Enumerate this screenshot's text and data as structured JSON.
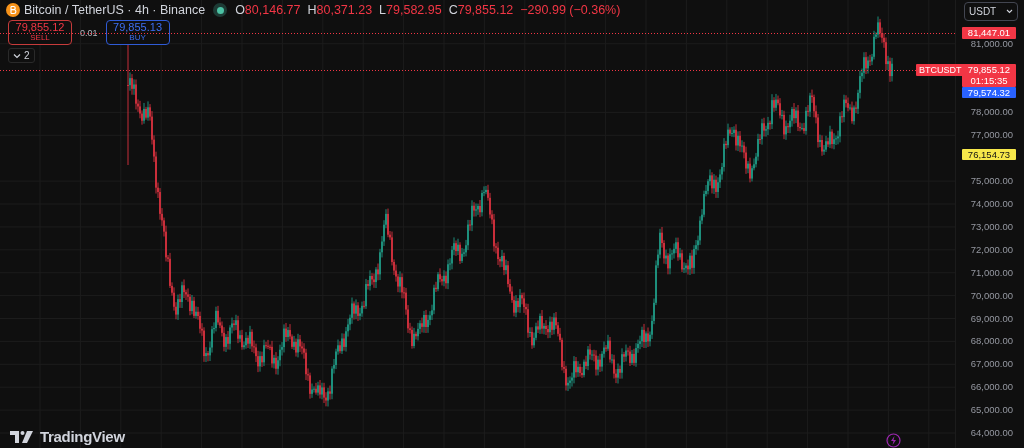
{
  "header": {
    "symbol": "Bitcoin / TetherUS · 4h · Binance",
    "market_open": true,
    "ohlc": [
      {
        "label": "O",
        "value": "80,146.77"
      },
      {
        "label": "H",
        "value": "80,371.23"
      },
      {
        "label": "L",
        "value": "79,582.95"
      },
      {
        "label": "C",
        "value": "79,855.12"
      }
    ],
    "change": "−290.99 (−0.36%)"
  },
  "trade": {
    "sell": {
      "price": "79,855.12",
      "label": "SELL"
    },
    "quantity": "0.01",
    "buy": {
      "price": "79,855.13",
      "label": "BUY"
    }
  },
  "indicators_toggle": {
    "count": "2"
  },
  "currency": "USDT",
  "price_axis": [
    "81,000.00",
    "78,000.00",
    "77,000.00",
    "75,000.00",
    "74,000.00",
    "73,000.00",
    "72,000.00",
    "71,000.00",
    "70,000.00",
    "69,000.00",
    "68,000.00",
    "67,000.00",
    "66,000.00",
    "65,000.00",
    "64,000.00"
  ],
  "price_tags": [
    {
      "text": "81,447.01",
      "color": "#f23645",
      "line": true
    },
    {
      "text": "79,855.12",
      "countdown": "01:15:35",
      "symbol": "BTCUSDT",
      "color": "#f23645",
      "line": true
    },
    {
      "text": "79,574.32",
      "color": "#2962ff",
      "line": false
    },
    {
      "text": "76,154.73",
      "color": "#f7e84a",
      "line": false
    }
  ],
  "logo": "TradingView"
}
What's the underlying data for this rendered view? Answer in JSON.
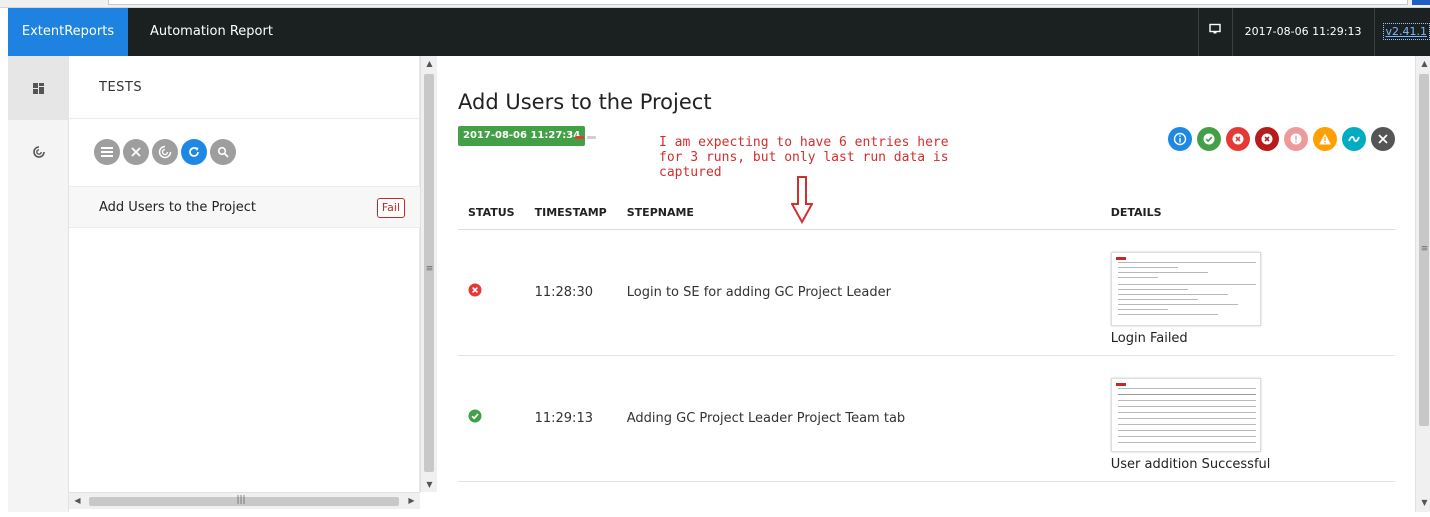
{
  "navbar": {
    "brand": "ExtentReports",
    "report_name": "Automation Report",
    "datetime": "2017-08-06 11:29:13",
    "version": "v2.41.1"
  },
  "sidenav": {
    "items": [
      {
        "icon": "dashboard-grid-icon",
        "active": true
      },
      {
        "icon": "radar-icon",
        "active": false
      }
    ]
  },
  "tests_panel": {
    "title": "TESTS",
    "filters": [
      {
        "icon": "list-icon",
        "color": "#9e9e9e"
      },
      {
        "icon": "close-icon",
        "color": "#9e9e9e"
      },
      {
        "icon": "radar-icon",
        "color": "#9e9e9e"
      },
      {
        "icon": "refresh-icon",
        "color": "#1e88e5"
      },
      {
        "icon": "search-icon",
        "color": "#9e9e9e"
      }
    ],
    "items": [
      {
        "name": "Add Users to the Project",
        "status": "Fail"
      }
    ]
  },
  "test": {
    "title": "Add Users to the Project",
    "start_time": "2017-08-06 11:27:34",
    "annotation": "I am expecting to have 6 entries here\nfor 3 runs, but only last run data is\ncaptured",
    "status_filters": [
      {
        "icon": "info-icon",
        "color": "#1e88e5"
      },
      {
        "icon": "pass-icon",
        "color": "#43a047"
      },
      {
        "icon": "fail-icon",
        "color": "#e53935"
      },
      {
        "icon": "fatal-icon",
        "color": "#b71c1c"
      },
      {
        "icon": "error-icon",
        "color": "#ef9a9a"
      },
      {
        "icon": "warning-icon",
        "color": "#ffa000"
      },
      {
        "icon": "skip-icon",
        "color": "#00acc1"
      },
      {
        "icon": "clear-icon",
        "color": "#555555"
      }
    ],
    "columns": [
      "STATUS",
      "TIMESTAMP",
      "STEPNAME",
      "DETAILS"
    ],
    "steps": [
      {
        "status": "fail",
        "timestamp": "11:28:30",
        "stepname": "Login to SE for adding GC Project Leader",
        "details": "Login Failed"
      },
      {
        "status": "pass",
        "timestamp": "11:29:13",
        "stepname": "Adding GC Project Leader Project Team tab",
        "details": "User addition Successful"
      }
    ]
  },
  "colors": {
    "navbar": "#1b2121",
    "brand": "#1e82e0",
    "pass": "#43a047",
    "fail": "#e53935",
    "annotation": "#d32f2f"
  }
}
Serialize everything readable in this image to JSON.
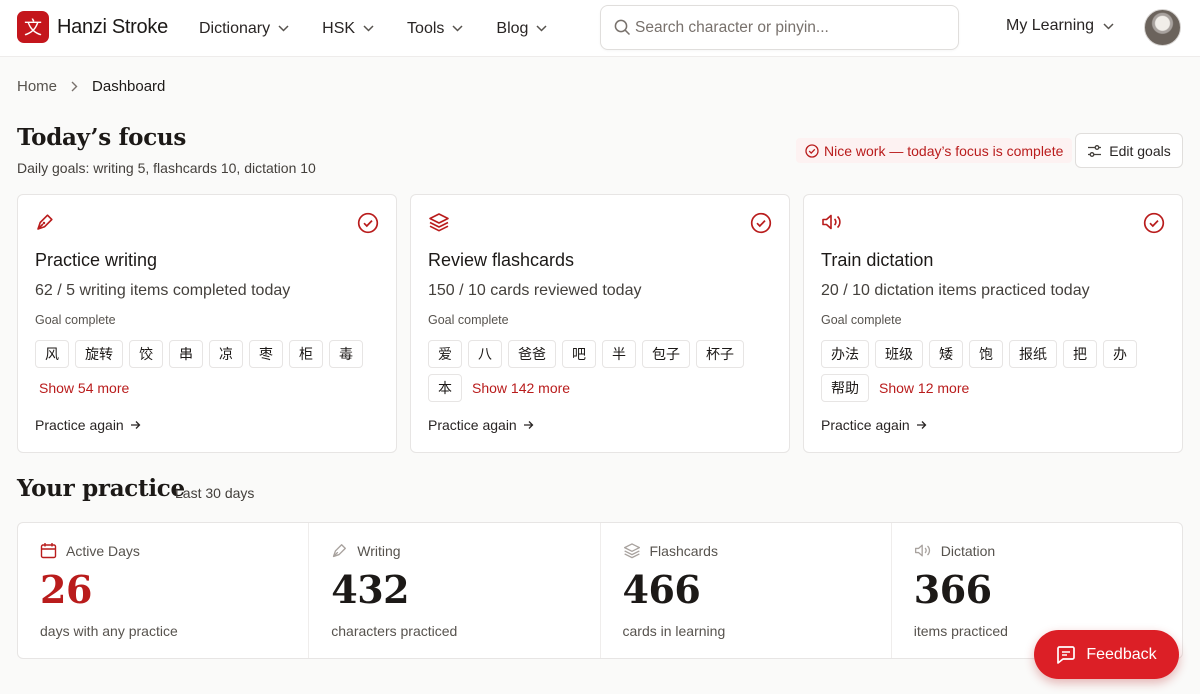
{
  "header": {
    "logo_glyph": "文",
    "app_name": "Hanzi Stroke",
    "nav": [
      {
        "label": "Dictionary"
      },
      {
        "label": "HSK"
      },
      {
        "label": "Tools"
      },
      {
        "label": "Blog"
      }
    ],
    "search_placeholder": "Search character or pinyin...",
    "my_learning": "My Learning",
    "icons": {
      "search": "search-icon",
      "chevron": "chevron-down-icon",
      "avatar": "user-avatar"
    }
  },
  "breadcrumb": {
    "home": "Home",
    "current": "Dashboard"
  },
  "focus": {
    "title": "Today’s focus",
    "subtitle": "Daily goals: writing 5, flashcards 10, dictation 10",
    "complete_text": "Nice work — today’s focus is complete",
    "edit_goals": "Edit goals",
    "cards": [
      {
        "icon": "pen-icon",
        "title": "Practice writing",
        "desc": "62 / 5 writing items completed today",
        "goal": "Goal complete",
        "chips": [
          "风",
          "旋转",
          "饺",
          "串",
          "凉",
          "枣",
          "柜",
          "毒"
        ],
        "more": "Show 54 more",
        "action": "Practice again"
      },
      {
        "icon": "layers-icon",
        "title": "Review flashcards",
        "desc": "150 / 10 cards reviewed today",
        "goal": "Goal complete",
        "chips": [
          "爱",
          "八",
          "爸爸",
          "吧",
          "半",
          "包子",
          "杯子",
          "本"
        ],
        "more": "Show 142 more",
        "action": "Practice again"
      },
      {
        "icon": "speaker-icon",
        "title": "Train dictation",
        "desc": "20 / 10 dictation items practiced today",
        "goal": "Goal complete",
        "chips": [
          "办法",
          "班级",
          "矮",
          "饱",
          "报纸",
          "把",
          "办",
          "帮助"
        ],
        "more": "Show 12 more",
        "action": "Practice again"
      }
    ]
  },
  "practice": {
    "title": "Your practice",
    "subtitle": "Last 30 days",
    "stats": [
      {
        "icon": "calendar-icon",
        "label": "Active Days",
        "value": "26",
        "caption": "days with any practice"
      },
      {
        "icon": "pen-icon",
        "label": "Writing",
        "value": "432",
        "caption": "characters practiced"
      },
      {
        "icon": "layers-icon",
        "label": "Flashcards",
        "value": "466",
        "caption": "cards in learning"
      },
      {
        "icon": "speaker-icon",
        "label": "Dictation",
        "value": "366",
        "caption": "items practiced"
      }
    ]
  },
  "feedback": {
    "label": "Feedback"
  },
  "colors": {
    "accent": "#c4161c",
    "accent_text": "#b91c1c",
    "feedback_bg": "#dc1f26"
  }
}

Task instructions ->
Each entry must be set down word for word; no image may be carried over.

Written response ->
Enumerate this screenshot's text and data as structured JSON.
{
  "header": {
    "symbol": "Bitcoin / TetherUS · 4h · Binance",
    "market_open": true,
    "ohlc": [
      {
        "label": "O",
        "value": "80,146.77"
      },
      {
        "label": "H",
        "value": "80,371.23"
      },
      {
        "label": "L",
        "value": "79,582.95"
      },
      {
        "label": "C",
        "value": "79,855.12"
      }
    ],
    "change": "−290.99 (−0.36%)"
  },
  "trade": {
    "sell": {
      "price": "79,855.12",
      "label": "SELL"
    },
    "quantity": "0.01",
    "buy": {
      "price": "79,855.13",
      "label": "BUY"
    }
  },
  "indicators_toggle": {
    "count": "2"
  },
  "currency": "USDT",
  "price_axis": [
    "81,000.00",
    "78,000.00",
    "77,000.00",
    "75,000.00",
    "74,000.00",
    "73,000.00",
    "72,000.00",
    "71,000.00",
    "70,000.00",
    "69,000.00",
    "68,000.00",
    "67,000.00",
    "66,000.00",
    "65,000.00",
    "64,000.00"
  ],
  "price_tags": [
    {
      "text": "81,447.01",
      "color": "#f23645",
      "line": true
    },
    {
      "text": "79,855.12",
      "countdown": "01:15:35",
      "symbol": "BTCUSDT",
      "color": "#f23645",
      "line": true
    },
    {
      "text": "79,574.32",
      "color": "#2962ff",
      "line": false
    },
    {
      "text": "76,154.73",
      "color": "#f7e84a",
      "line": false
    }
  ],
  "logo": "TradingView"
}
What's the underlying data for this rendered view? Answer in JSON.
{
  "navbar": {
    "brand": "ExtentReports",
    "report_name": "Automation Report",
    "datetime": "2017-08-06 11:29:13",
    "version": "v2.41.1"
  },
  "sidenav": {
    "items": [
      {
        "icon": "dashboard-grid-icon",
        "active": true
      },
      {
        "icon": "radar-icon",
        "active": false
      }
    ]
  },
  "tests_panel": {
    "title": "TESTS",
    "filters": [
      {
        "icon": "list-icon",
        "color": "#9e9e9e"
      },
      {
        "icon": "close-icon",
        "color": "#9e9e9e"
      },
      {
        "icon": "radar-icon",
        "color": "#9e9e9e"
      },
      {
        "icon": "refresh-icon",
        "color": "#1e88e5"
      },
      {
        "icon": "search-icon",
        "color": "#9e9e9e"
      }
    ],
    "items": [
      {
        "name": "Add Users to the Project",
        "status": "Fail"
      }
    ]
  },
  "test": {
    "title": "Add Users to the Project",
    "start_time": "2017-08-06 11:27:34",
    "annotation": "I am expecting to have 6 entries here\nfor 3 runs, but only last run data is\ncaptured",
    "status_filters": [
      {
        "icon": "info-icon",
        "color": "#1e88e5"
      },
      {
        "icon": "pass-icon",
        "color": "#43a047"
      },
      {
        "icon": "fail-icon",
        "color": "#e53935"
      },
      {
        "icon": "fatal-icon",
        "color": "#b71c1c"
      },
      {
        "icon": "error-icon",
        "color": "#ef9a9a"
      },
      {
        "icon": "warning-icon",
        "color": "#ffa000"
      },
      {
        "icon": "skip-icon",
        "color": "#00acc1"
      },
      {
        "icon": "clear-icon",
        "color": "#555555"
      }
    ],
    "columns": [
      "STATUS",
      "TIMESTAMP",
      "STEPNAME",
      "DETAILS"
    ],
    "steps": [
      {
        "status": "fail",
        "timestamp": "11:28:30",
        "stepname": "Login to SE for adding GC Project Leader",
        "details": "Login Failed"
      },
      {
        "status": "pass",
        "timestamp": "11:29:13",
        "stepname": "Adding GC Project Leader Project Team tab",
        "details": "User addition Successful"
      }
    ]
  },
  "colors": {
    "navbar": "#1b2121",
    "brand": "#1e82e0",
    "pass": "#43a047",
    "fail": "#e53935",
    "annotation": "#d32f2f"
  }
}
Serialize everything readable in this image to JSON.
{
  "header": {
    "logo_glyph": "文",
    "app_name": "Hanzi Stroke",
    "nav": [
      {
        "label": "Dictionary"
      },
      {
        "label": "HSK"
      },
      {
        "label": "Tools"
      },
      {
        "label": "Blog"
      }
    ],
    "search_placeholder": "Search character or pinyin...",
    "my_learning": "My Learning",
    "icons": {
      "search": "search-icon",
      "chevron": "chevron-down-icon",
      "avatar": "user-avatar"
    }
  },
  "breadcrumb": {
    "home": "Home",
    "current": "Dashboard"
  },
  "focus": {
    "title": "Today’s focus",
    "subtitle": "Daily goals: writing 5, flashcards 10, dictation 10",
    "complete_text": "Nice work — today’s focus is complete",
    "edit_goals": "Edit goals",
    "cards": [
      {
        "icon": "pen-icon",
        "title": "Practice writing",
        "desc": "62 / 5 writing items completed today",
        "goal": "Goal complete",
        "chips": [
          "风",
          "旋转",
          "饺",
          "串",
          "凉",
          "枣",
          "柜",
          "毒"
        ],
        "more": "Show 54 more",
        "action": "Practice again"
      },
      {
        "icon": "layers-icon",
        "title": "Review flashcards",
        "desc": "150 / 10 cards reviewed today",
        "goal": "Goal complete",
        "chips": [
          "爱",
          "八",
          "爸爸",
          "吧",
          "半",
          "包子",
          "杯子",
          "本"
        ],
        "more": "Show 142 more",
        "action": "Practice again"
      },
      {
        "icon": "speaker-icon",
        "title": "Train dictation",
        "desc": "20 / 10 dictation items practiced today",
        "goal": "Goal complete",
        "chips": [
          "办法",
          "班级",
          "矮",
          "饱",
          "报纸",
          "把",
          "办",
          "帮助"
        ],
        "more": "Show 12 more",
        "action": "Practice again"
      }
    ]
  },
  "practice": {
    "title": "Your practice",
    "subtitle": "Last 30 days",
    "stats": [
      {
        "icon": "calendar-icon",
        "label": "Active Days",
        "value": "26",
        "caption": "days with any practice"
      },
      {
        "icon": "pen-icon",
        "label": "Writing",
        "value": "432",
        "caption": "characters practiced"
      },
      {
        "icon": "layers-icon",
        "label": "Flashcards",
        "value": "466",
        "caption": "cards in learning"
      },
      {
        "icon": "speaker-icon",
        "label": "Dictation",
        "value": "366",
        "caption": "items practiced"
      }
    ]
  },
  "feedback": {
    "label": "Feedback"
  },
  "colors": {
    "accent": "#c4161c",
    "accent_text": "#b91c1c",
    "feedback_bg": "#dc1f26"
  }
}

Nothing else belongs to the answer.